He added, “I find that even as a competitive athlete, cross training is great to relax. I also swim and cycle a bit with my friends casually, and I do light gym work too, to gain muscle endurance because endurance athletes need a strong core and strong arms to swing well. So I work on these areas myself, to become a better runner.”
Runners tend to overtrain
Kennedy pointed out though, that many runners tend to overtrain especially those who do not have a coach to guide them. He explained, “A lot of runners may train 5 – 6 times per week without adapting to the intensity and volume, then their injury risk is quite high.”
He added, “So I would recommend that before going into intense running, look for advice online and maybe ask friends who are more experienced first, and seek advice before going into anything rigorous.”
Pick the right running shoes
As well, Kennedy feels that picking the right running shoes are very important for runners.
He said, “Most amateur runners are not mindful of the shoes they wear or they do not realise it; to them running shoes are just to cover the feet.

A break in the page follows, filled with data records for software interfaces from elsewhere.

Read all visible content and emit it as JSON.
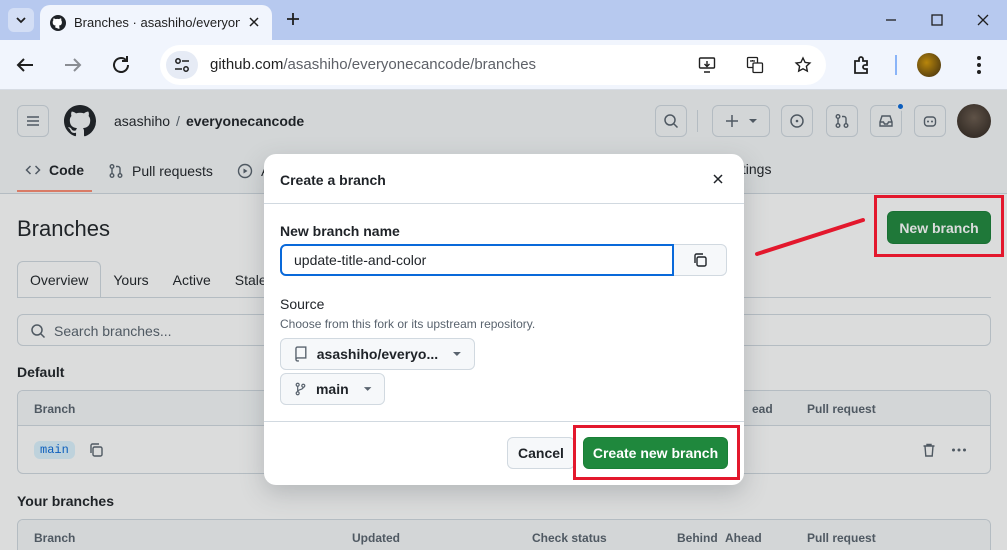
{
  "browser": {
    "tab_title": "Branches · asashiho/everyone",
    "url_host": "github.com",
    "url_path": "/asashiho/everyonecancode/branches"
  },
  "header": {
    "owner": "asashiho",
    "separator": "/",
    "repo": "everyonecancode"
  },
  "repo_nav": {
    "code": "Code",
    "pull_requests": "Pull requests",
    "issues_partial": "A",
    "settings_partial": "ttings"
  },
  "page": {
    "title": "Branches",
    "new_branch_label": "New branch",
    "tabs": [
      "Overview",
      "Yours",
      "Active",
      "Stale"
    ],
    "search_placeholder": "Search branches..."
  },
  "default_section": {
    "heading": "Default",
    "col_branch": "Branch",
    "col_ahead_partial": "ead",
    "col_pull_request": "Pull request",
    "branch_name": "main"
  },
  "your_branches": {
    "heading": "Your branches",
    "col_branch": "Branch",
    "col_updated": "Updated",
    "col_check_status": "Check status",
    "col_behind": "Behind",
    "col_ahead": "Ahead",
    "col_pull_request": "Pull request"
  },
  "dialog": {
    "title": "Create a branch",
    "name_label": "New branch name",
    "name_value": "update-title-and-color",
    "source_label": "Source",
    "source_caption": "Choose from this fork or its upstream repository.",
    "repo_select": "asashiho/everyo...",
    "branch_select": "main",
    "cancel_label": "Cancel",
    "create_label": "Create new branch"
  },
  "colors": {
    "primary_green": "#1f883d",
    "annotation_red": "#e3182d",
    "focus_blue": "#0969da"
  }
}
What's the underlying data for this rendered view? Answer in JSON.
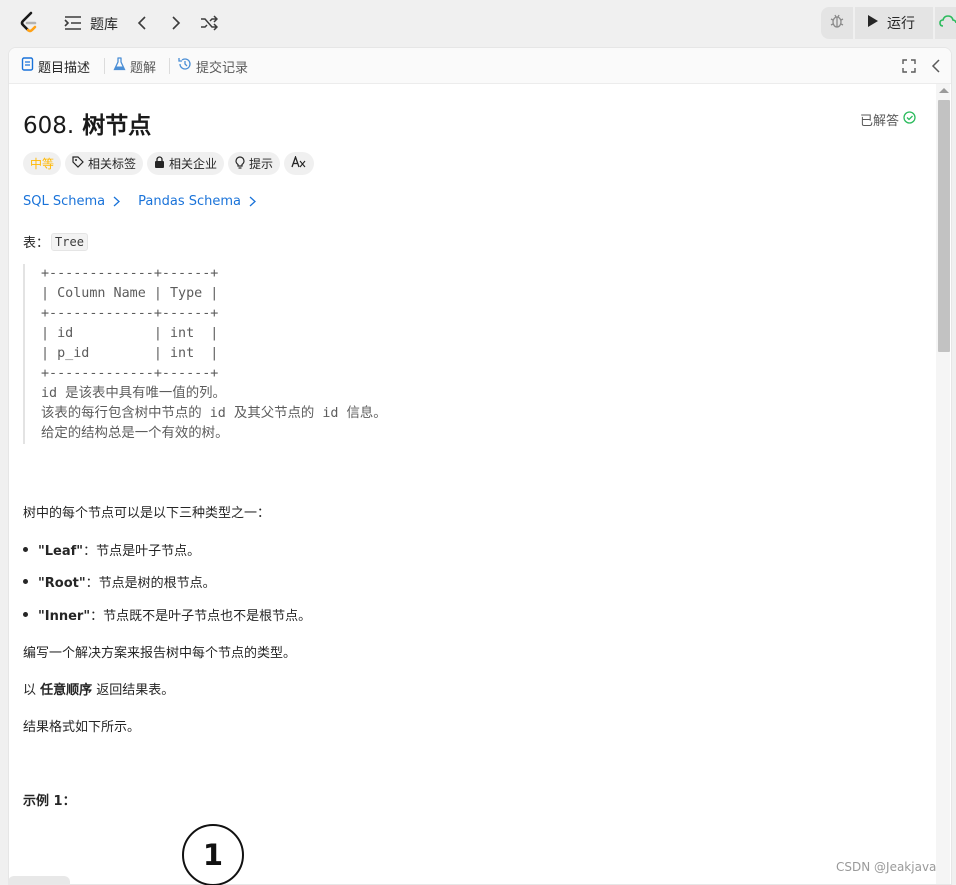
{
  "topbar": {
    "problem_list_label": "题库",
    "run_label": "运行"
  },
  "tabs": [
    {
      "label": "题目描述",
      "icon": "document-icon"
    },
    {
      "label": "题解",
      "icon": "flask-icon"
    },
    {
      "label": "提交记录",
      "icon": "history-icon"
    }
  ],
  "problem": {
    "number": "608.",
    "title": "树节点",
    "status": "已解答",
    "tags": {
      "difficulty": "中等",
      "related_tags": "相关标签",
      "related_companies": "相关企业",
      "hint": "提示"
    },
    "schema_links": [
      "SQL Schema",
      "Pandas Schema"
    ],
    "table_label": "表：",
    "table_name": "Tree",
    "schema_lines": [
      "+-------------+------+",
      "| Column Name | Type |",
      "+-------------+------+",
      "| id          | int  |",
      "| p_id        | int  |",
      "+-------------+------+",
      "id 是该表中具有唯一值的列。",
      "该表的每行包含树中节点的 id 及其父节点的 id 信息。",
      "给定的结构总是一个有效的树。"
    ],
    "intro": "树中的每个节点可以是以下三种类型之一：",
    "types": [
      {
        "name": "\"Leaf\"",
        "desc": "：节点是叶子节点。"
      },
      {
        "name": "\"Root\"",
        "desc": "：节点是树的根节点。"
      },
      {
        "name": "\"Inner\"",
        "desc": "：节点既不是叶子节点也不是根节点。"
      }
    ],
    "task": "编写一个解决方案来报告树中每个节点的类型。",
    "order_prefix": "以 ",
    "order_bold": "任意顺序",
    "order_suffix": " 返回结果表。",
    "format": "结果格式如下所示。",
    "example_label": "示例 1："
  },
  "diagram": {
    "node_label": "1"
  },
  "watermark": "CSDN @Jeakjava",
  "colors": {
    "accent_blue": "#1a73d9",
    "medium": "#ffb800",
    "solved_green": "#2cbb5d"
  }
}
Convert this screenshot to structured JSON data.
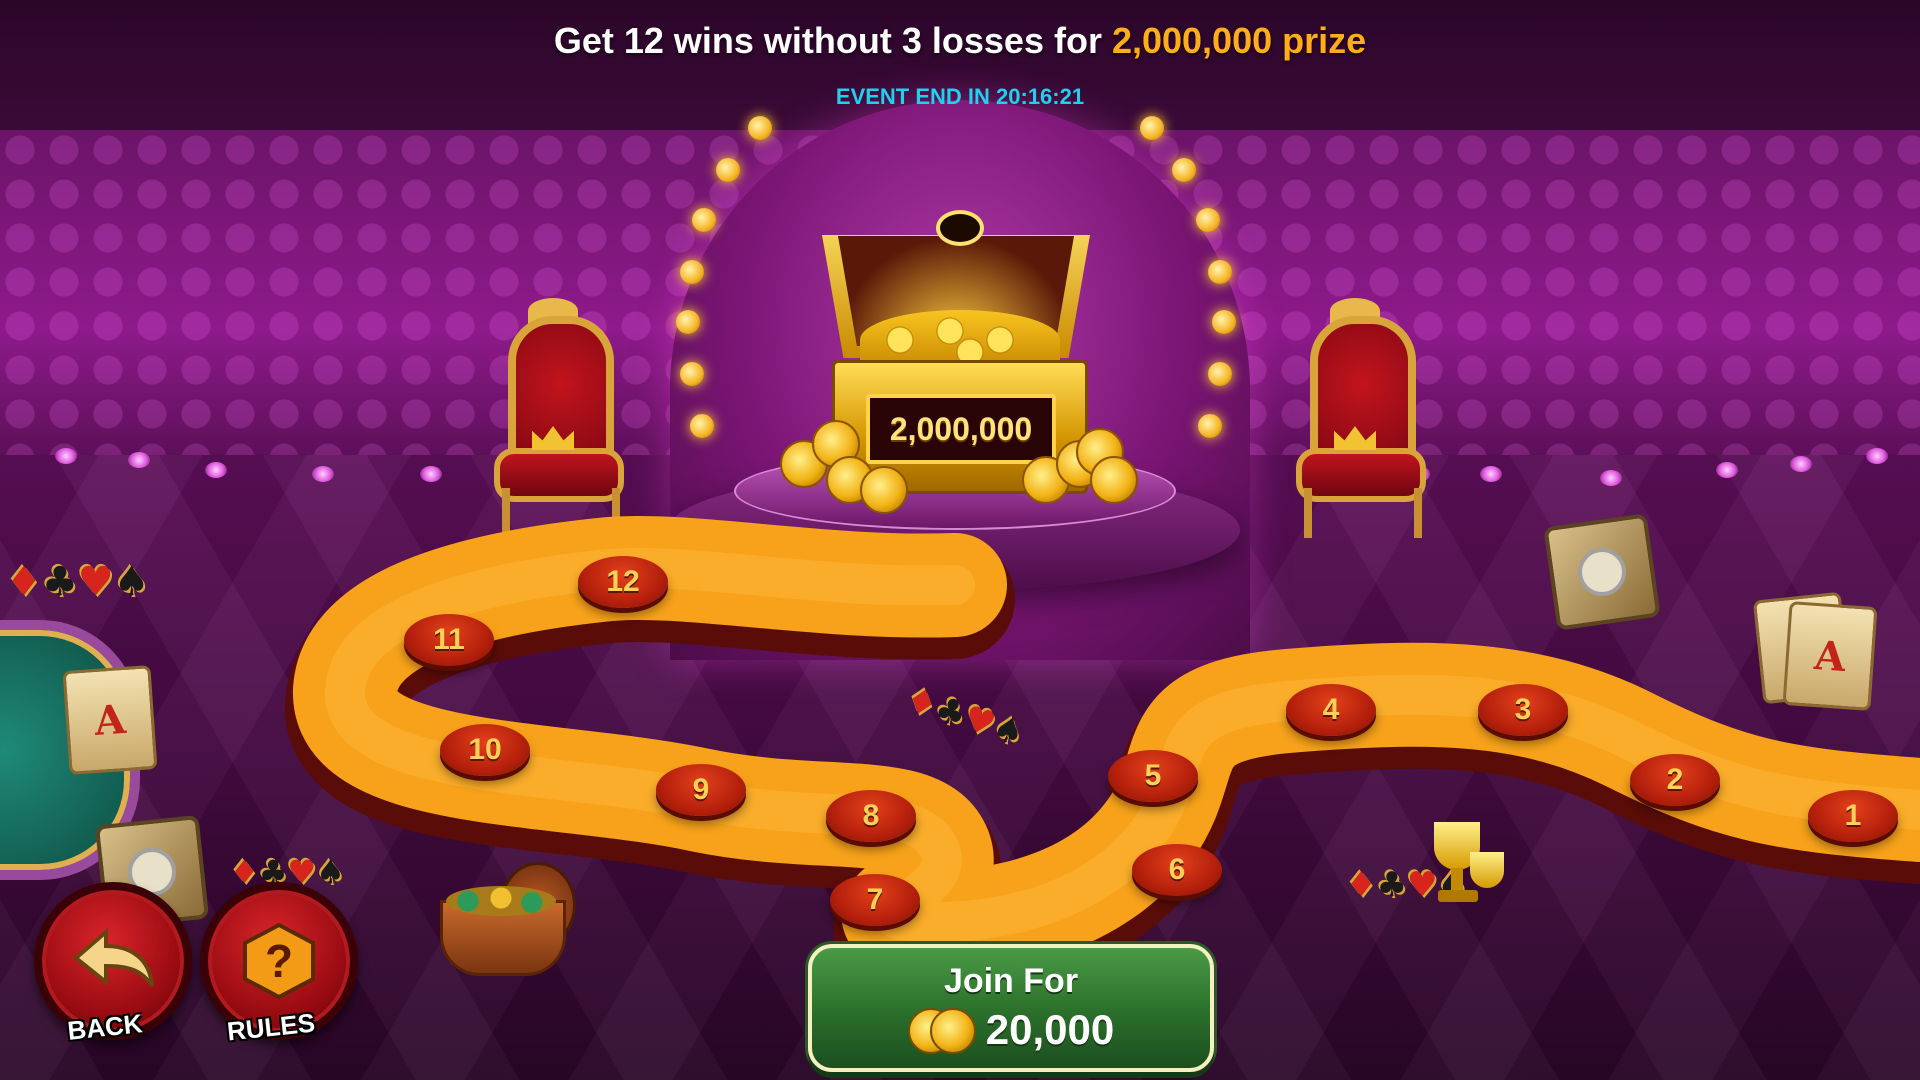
{
  "header": {
    "headline_prefix": "Get 12 wins without 3 losses for",
    "headline_prize": "2,000,000 prize",
    "timer": "EVENT END IN 20:16:21"
  },
  "chest": {
    "prize_amount": "2,000,000"
  },
  "path": {
    "stones": [
      "1",
      "2",
      "3",
      "4",
      "5",
      "6",
      "7",
      "8",
      "9",
      "10",
      "11",
      "12"
    ]
  },
  "decorations": {
    "card_letter": "A"
  },
  "join_button": {
    "label": "Join For",
    "price": "20,000"
  },
  "nav": {
    "back_label": "BACK",
    "rules_label": "RULES"
  },
  "colors": {
    "prize_accent": "#ffae1a",
    "timer": "#1fd0f0",
    "path": "#f7a21a",
    "stone": "#c8280e",
    "join_green": "#2a6e2a"
  }
}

But in fact, having the right pair of shoes, I feel, is quite important to prevent injuries like plantar fasciitis.”
Plantar fasciitis is an overuse injury from running, that is typically caused by repetitive over-stretching of the plantar fascia which is a thick band of tissue / tendon that runs under the foot.
Tips for running races
Also, Kennedy shared one little tip for running races, that can make a difference in hitting a personal best timing or just missing out.
Said Kennedy, “People always follow the road or trail when it curves and bends. But if you run straight instead, you can reduce the distance run by a few metres, and this can cut down your timing and mean the difference between a good time or position, or just missing out.”
He added, “Also, I think that many runners go out too hard at the beginning and cannot sustain the pace at the end. So they have to slow down and jog. To do really well at a race, though, you have to pace yourself properly and run at the intensity that you are targeting, so that you can get comfortable with running at the pace, and know that you can also sustain it for the duration of the race.”
Wants to help other runners as a physiotherapist
In terms of his own running, Kennedy feels that it would be nice to represent Singapore at athletics.
He said “It would be nice to represent Singapore in the near future, but till now, I have not found a distance that really suits me. So I am still discovering myself; I am trying out 800m for the time being.”
He continued “But for running though, I don’t really have very high hopes for my future. Instead I really want to help other runners as a physiotherapist, so that they can recover from muscle or joint injuries. That is what I am heading towards.”